ACTIVITY — Using the records that follow, copy every line containing the word "colunas".

(RECORD EXTRACTS Opens)

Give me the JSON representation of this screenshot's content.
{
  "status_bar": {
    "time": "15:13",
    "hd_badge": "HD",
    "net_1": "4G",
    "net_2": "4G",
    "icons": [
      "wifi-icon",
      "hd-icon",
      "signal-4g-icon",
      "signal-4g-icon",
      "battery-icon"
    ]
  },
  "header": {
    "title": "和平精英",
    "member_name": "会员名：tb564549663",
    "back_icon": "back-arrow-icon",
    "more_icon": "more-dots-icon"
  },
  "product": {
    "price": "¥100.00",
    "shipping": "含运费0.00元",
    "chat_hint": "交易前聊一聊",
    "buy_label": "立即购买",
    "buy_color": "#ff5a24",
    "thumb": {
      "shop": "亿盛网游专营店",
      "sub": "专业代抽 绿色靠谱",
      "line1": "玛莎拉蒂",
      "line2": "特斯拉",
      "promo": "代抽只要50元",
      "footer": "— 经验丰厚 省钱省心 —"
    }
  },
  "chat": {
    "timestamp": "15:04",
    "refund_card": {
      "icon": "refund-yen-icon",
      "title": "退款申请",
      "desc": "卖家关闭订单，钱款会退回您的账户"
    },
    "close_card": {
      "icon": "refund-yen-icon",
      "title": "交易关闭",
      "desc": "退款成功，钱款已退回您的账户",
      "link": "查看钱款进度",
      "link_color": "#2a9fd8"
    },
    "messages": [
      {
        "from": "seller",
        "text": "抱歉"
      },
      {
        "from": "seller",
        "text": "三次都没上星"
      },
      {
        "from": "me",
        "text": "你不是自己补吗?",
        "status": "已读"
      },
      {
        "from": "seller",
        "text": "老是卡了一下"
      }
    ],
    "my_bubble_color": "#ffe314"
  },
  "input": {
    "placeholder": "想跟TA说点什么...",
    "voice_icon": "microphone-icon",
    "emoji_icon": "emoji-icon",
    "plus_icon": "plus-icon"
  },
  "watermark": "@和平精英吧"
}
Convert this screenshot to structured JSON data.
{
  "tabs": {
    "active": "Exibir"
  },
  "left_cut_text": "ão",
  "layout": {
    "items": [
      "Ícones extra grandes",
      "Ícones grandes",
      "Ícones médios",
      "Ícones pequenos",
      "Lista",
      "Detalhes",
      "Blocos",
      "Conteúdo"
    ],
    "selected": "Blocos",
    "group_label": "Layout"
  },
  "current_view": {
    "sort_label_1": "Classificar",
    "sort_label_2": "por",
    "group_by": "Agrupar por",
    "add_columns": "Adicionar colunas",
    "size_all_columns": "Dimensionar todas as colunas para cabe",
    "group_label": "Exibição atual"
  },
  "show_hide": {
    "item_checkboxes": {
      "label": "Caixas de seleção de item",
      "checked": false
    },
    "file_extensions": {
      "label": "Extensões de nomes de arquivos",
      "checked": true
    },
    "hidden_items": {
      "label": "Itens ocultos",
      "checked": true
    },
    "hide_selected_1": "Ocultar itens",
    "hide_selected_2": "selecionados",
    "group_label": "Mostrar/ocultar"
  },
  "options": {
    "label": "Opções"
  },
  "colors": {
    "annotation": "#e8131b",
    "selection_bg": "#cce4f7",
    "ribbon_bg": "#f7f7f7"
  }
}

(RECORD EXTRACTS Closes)

OUTPUT BELOW —
    "add_columns": "Adicionar colunas",
    "size_all_columns": "Dimensionar todas as colunas para cabe",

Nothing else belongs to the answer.